▶ [Task statement]:
Work through the entries that follow and state how many lines contain the word "name". Only the number is wanted.

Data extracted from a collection
════════════════

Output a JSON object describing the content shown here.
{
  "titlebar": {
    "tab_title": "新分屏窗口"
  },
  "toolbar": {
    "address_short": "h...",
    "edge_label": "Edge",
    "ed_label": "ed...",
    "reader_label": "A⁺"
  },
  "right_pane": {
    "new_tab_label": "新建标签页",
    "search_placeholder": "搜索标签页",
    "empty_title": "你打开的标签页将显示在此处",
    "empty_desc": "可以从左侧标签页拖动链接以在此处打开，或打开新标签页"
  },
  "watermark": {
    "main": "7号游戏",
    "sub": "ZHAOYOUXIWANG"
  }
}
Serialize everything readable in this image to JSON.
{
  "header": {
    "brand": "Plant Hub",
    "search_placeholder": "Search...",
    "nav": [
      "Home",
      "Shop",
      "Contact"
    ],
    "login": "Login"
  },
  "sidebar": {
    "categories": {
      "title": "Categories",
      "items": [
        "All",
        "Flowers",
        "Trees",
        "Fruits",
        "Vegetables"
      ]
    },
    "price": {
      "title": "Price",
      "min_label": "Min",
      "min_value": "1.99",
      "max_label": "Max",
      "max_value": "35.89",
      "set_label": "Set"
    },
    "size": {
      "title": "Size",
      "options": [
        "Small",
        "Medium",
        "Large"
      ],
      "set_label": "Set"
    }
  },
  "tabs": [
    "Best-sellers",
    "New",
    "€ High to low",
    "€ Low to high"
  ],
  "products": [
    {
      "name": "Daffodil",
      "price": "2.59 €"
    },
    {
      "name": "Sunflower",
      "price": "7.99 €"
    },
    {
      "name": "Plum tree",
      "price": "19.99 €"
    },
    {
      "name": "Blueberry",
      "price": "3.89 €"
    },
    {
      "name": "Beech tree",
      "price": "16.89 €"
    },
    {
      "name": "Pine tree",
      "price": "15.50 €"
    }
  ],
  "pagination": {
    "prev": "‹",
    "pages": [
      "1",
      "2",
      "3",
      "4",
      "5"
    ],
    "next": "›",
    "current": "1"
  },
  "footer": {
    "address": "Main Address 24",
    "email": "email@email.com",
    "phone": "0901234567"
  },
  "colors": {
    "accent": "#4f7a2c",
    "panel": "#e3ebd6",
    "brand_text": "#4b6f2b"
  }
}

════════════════

▶ [Response to the task]:
6